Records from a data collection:
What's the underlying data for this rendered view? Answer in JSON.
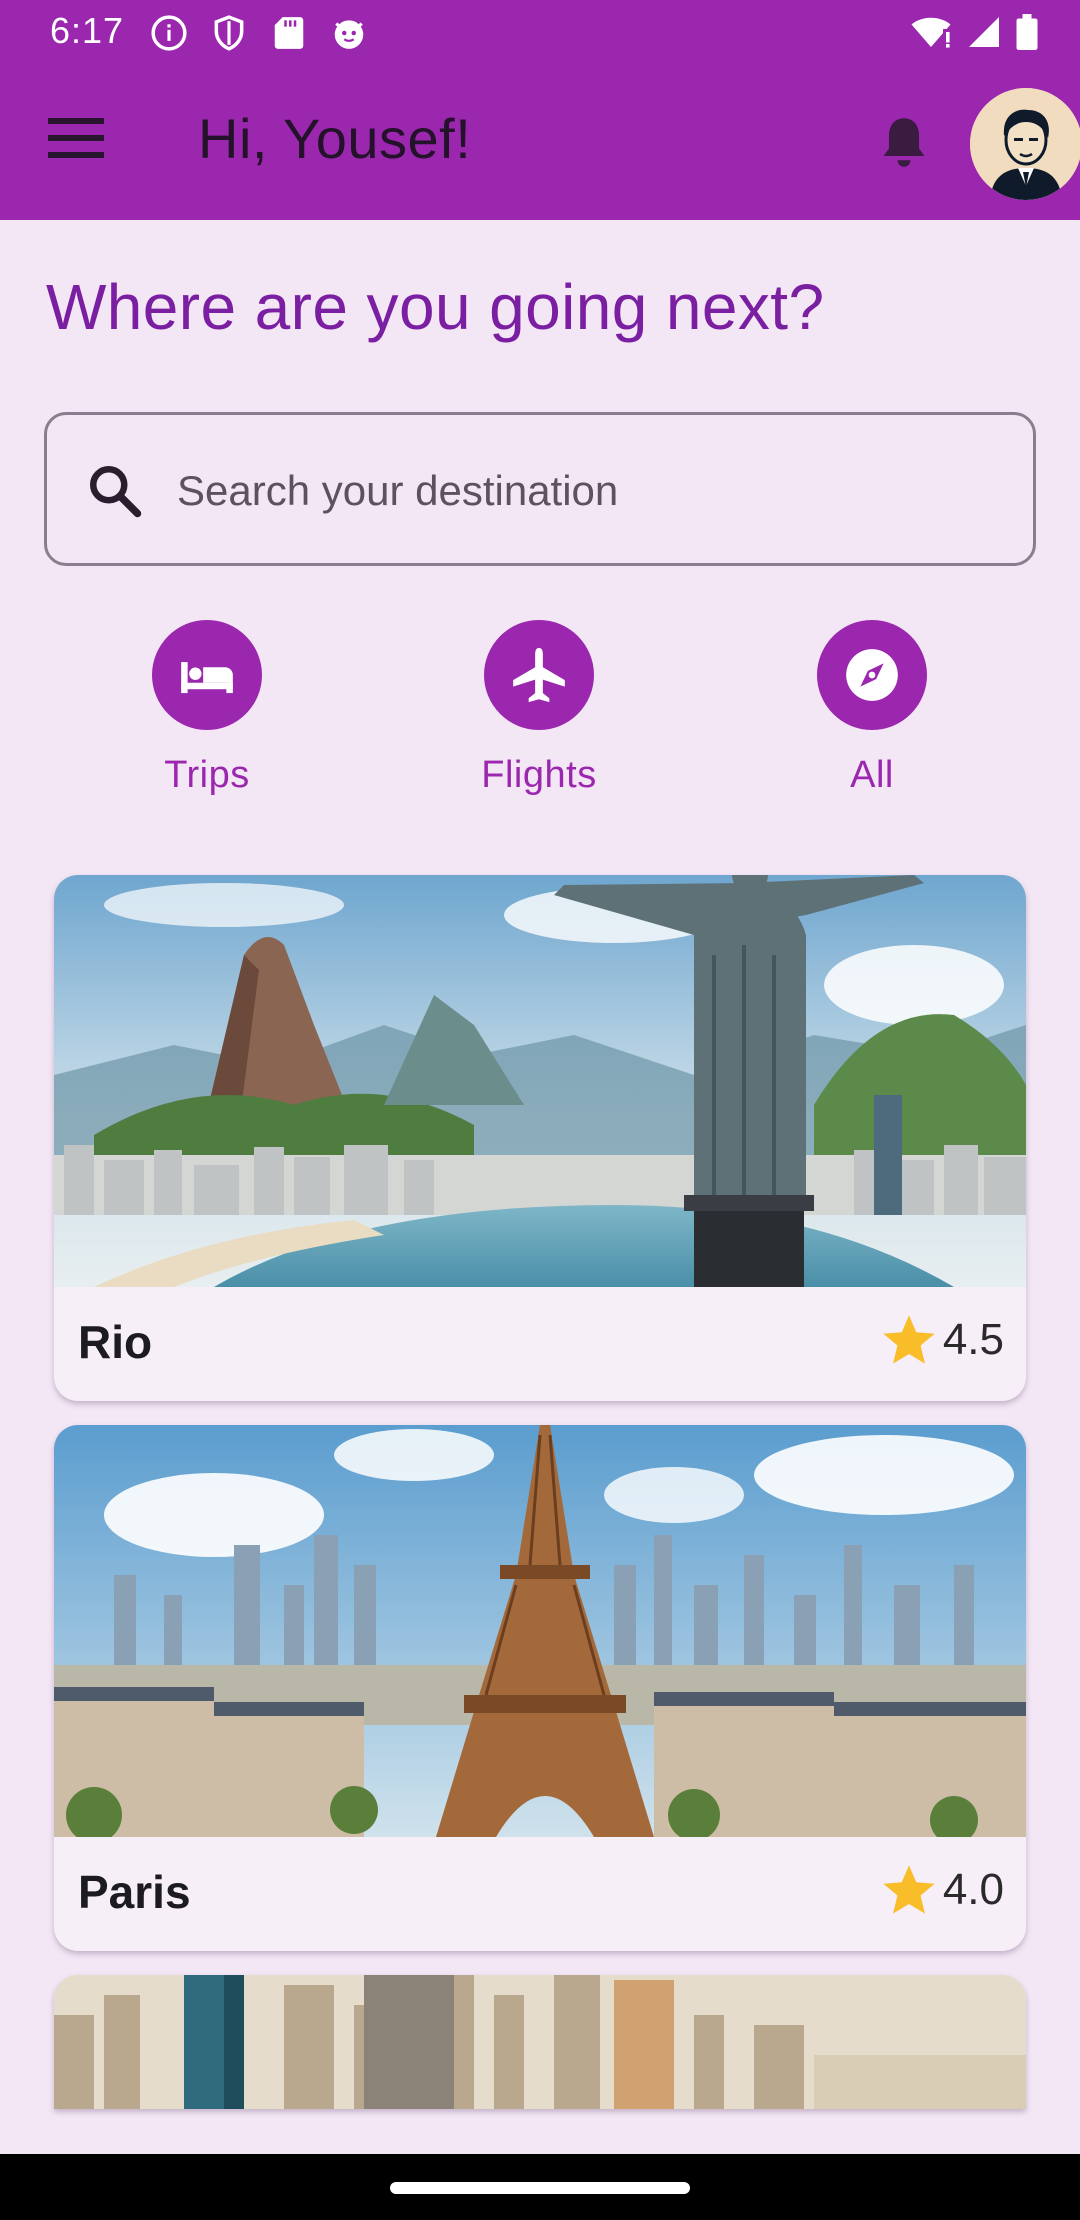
{
  "status_bar": {
    "time": "6:17"
  },
  "app_bar": {
    "greeting": "Hi, Yousef!",
    "background_color": "#9b27af"
  },
  "main": {
    "heading": "Where are you going next?",
    "search": {
      "placeholder": "Search your destination",
      "value": ""
    },
    "categories": [
      {
        "label": "Trips",
        "icon": "bed-icon"
      },
      {
        "label": "Flights",
        "icon": "airplane-icon"
      },
      {
        "label": "All",
        "icon": "compass-icon"
      }
    ],
    "destinations": [
      {
        "name": "Rio",
        "rating": "4.5"
      },
      {
        "name": "Paris",
        "rating": "4.0"
      },
      {
        "name": "",
        "rating": ""
      }
    ]
  },
  "colors": {
    "accent": "#9b27af",
    "heading": "#7b1fa2",
    "star": "#f9bd2a",
    "background": "#f3e7f5"
  }
}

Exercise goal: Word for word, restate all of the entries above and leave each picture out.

Expected answer:
What's the underlying data for this rendered view? Answer in JSON.
{
  "status_bar": {
    "time": "6:17"
  },
  "app_bar": {
    "greeting": "Hi, Yousef!",
    "background_color": "#9b27af"
  },
  "main": {
    "heading": "Where are you going next?",
    "search": {
      "placeholder": "Search your destination",
      "value": ""
    },
    "categories": [
      {
        "label": "Trips",
        "icon": "bed-icon"
      },
      {
        "label": "Flights",
        "icon": "airplane-icon"
      },
      {
        "label": "All",
        "icon": "compass-icon"
      }
    ],
    "destinations": [
      {
        "name": "Rio",
        "rating": "4.5"
      },
      {
        "name": "Paris",
        "rating": "4.0"
      },
      {
        "name": "",
        "rating": ""
      }
    ]
  },
  "colors": {
    "accent": "#9b27af",
    "heading": "#7b1fa2",
    "star": "#f9bd2a",
    "background": "#f3e7f5"
  }
}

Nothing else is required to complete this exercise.